- _Task instructions_:
Search the entries below for the line containing "Decode this image"; from there to the end, return every line exactly and add nothing.

[Element data from apps and pages]
....

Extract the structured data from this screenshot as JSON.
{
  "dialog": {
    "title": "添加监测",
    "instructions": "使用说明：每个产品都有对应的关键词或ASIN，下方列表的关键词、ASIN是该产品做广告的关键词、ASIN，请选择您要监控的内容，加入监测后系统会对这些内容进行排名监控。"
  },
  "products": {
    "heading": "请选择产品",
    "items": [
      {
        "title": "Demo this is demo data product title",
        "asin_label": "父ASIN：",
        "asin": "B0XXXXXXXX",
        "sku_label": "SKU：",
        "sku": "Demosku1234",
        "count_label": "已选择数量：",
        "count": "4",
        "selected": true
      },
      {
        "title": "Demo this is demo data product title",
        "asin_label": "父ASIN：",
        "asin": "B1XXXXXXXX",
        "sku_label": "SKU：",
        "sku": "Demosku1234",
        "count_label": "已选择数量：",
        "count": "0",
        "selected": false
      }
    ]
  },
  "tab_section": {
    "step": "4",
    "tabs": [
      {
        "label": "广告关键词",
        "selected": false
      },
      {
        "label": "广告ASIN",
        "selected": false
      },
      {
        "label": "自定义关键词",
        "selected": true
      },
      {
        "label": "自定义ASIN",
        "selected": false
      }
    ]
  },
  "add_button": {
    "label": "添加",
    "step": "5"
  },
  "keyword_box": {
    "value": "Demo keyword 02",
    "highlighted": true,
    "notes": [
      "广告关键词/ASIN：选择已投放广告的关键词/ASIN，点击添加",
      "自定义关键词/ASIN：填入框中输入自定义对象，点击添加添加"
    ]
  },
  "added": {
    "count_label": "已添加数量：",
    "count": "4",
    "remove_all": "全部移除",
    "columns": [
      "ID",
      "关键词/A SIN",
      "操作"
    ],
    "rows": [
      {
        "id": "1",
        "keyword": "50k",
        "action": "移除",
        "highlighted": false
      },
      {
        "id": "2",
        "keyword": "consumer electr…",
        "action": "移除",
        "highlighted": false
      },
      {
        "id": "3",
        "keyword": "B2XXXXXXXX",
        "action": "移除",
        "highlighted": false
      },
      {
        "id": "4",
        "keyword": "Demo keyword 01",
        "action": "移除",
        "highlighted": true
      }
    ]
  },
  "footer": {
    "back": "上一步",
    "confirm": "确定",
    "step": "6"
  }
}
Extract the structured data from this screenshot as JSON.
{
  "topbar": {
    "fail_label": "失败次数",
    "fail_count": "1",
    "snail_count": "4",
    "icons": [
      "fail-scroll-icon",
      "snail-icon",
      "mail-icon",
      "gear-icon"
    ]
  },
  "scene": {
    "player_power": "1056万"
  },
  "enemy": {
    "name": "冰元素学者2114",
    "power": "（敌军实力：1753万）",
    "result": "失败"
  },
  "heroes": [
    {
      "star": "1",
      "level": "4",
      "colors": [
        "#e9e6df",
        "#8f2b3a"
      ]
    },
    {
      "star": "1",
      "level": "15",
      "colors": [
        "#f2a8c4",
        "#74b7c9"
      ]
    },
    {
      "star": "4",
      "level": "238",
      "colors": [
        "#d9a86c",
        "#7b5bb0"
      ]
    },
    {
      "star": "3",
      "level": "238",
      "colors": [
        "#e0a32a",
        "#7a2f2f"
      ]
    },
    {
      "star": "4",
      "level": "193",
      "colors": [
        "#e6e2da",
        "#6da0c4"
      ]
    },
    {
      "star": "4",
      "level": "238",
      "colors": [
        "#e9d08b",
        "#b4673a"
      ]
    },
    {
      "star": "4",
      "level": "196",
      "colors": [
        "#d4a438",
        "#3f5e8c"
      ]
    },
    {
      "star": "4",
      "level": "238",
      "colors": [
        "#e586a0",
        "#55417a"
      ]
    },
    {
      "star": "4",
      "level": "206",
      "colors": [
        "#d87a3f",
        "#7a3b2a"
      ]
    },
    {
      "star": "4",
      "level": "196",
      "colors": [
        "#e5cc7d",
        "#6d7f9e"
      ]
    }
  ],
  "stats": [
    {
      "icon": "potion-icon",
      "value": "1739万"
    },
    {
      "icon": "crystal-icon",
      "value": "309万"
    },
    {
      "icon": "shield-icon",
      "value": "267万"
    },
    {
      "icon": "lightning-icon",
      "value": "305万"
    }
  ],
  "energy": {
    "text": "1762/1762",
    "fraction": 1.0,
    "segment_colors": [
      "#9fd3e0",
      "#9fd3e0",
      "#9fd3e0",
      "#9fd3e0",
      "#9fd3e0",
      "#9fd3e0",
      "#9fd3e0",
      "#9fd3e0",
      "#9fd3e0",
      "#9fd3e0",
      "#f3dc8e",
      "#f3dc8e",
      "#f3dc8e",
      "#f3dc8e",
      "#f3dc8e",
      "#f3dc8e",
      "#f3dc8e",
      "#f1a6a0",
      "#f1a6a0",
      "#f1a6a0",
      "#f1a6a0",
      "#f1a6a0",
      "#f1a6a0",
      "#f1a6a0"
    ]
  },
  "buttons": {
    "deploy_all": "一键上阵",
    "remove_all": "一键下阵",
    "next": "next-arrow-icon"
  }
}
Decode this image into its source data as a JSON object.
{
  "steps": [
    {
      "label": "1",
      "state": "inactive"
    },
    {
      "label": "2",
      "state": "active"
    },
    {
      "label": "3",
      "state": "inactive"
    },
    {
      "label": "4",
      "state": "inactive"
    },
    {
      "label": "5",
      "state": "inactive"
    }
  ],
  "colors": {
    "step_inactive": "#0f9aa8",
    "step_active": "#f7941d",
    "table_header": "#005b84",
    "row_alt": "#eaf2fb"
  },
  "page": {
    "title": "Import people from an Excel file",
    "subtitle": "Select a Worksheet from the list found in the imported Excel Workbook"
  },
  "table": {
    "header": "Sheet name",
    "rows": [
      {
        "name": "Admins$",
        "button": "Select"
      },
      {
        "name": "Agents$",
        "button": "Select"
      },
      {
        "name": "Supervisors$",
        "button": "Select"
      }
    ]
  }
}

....

- _Result of the task_:
Decode this image into its source data as a JSON object.
{
  "steps": [
    {
      "label": "1",
      "state": "inactive"
    },
    {
      "label": "2",
      "state": "active"
    },
    {
      "label": "3",
      "state": "inactive"
    },
    {
      "label": "4",
      "state": "inactive"
    },
    {
      "label": "5",
      "state": "inactive"
    }
  ],
  "colors": {
    "step_inactive": "#0f9aa8",
    "step_active": "#f7941d",
    "table_header": "#005b84",
    "row_alt": "#eaf2fb"
  },
  "page": {
    "title": "Import people from an Excel file",
    "subtitle": "Select a Worksheet from the list found in the imported Excel Workbook"
  },
  "table": {
    "header": "Sheet name",
    "rows": [
      {
        "name": "Admins$",
        "button": "Select"
      },
      {
        "name": "Agents$",
        "button": "Select"
      },
      {
        "name": "Supervisors$",
        "button": "Select"
      }
    ]
  }
}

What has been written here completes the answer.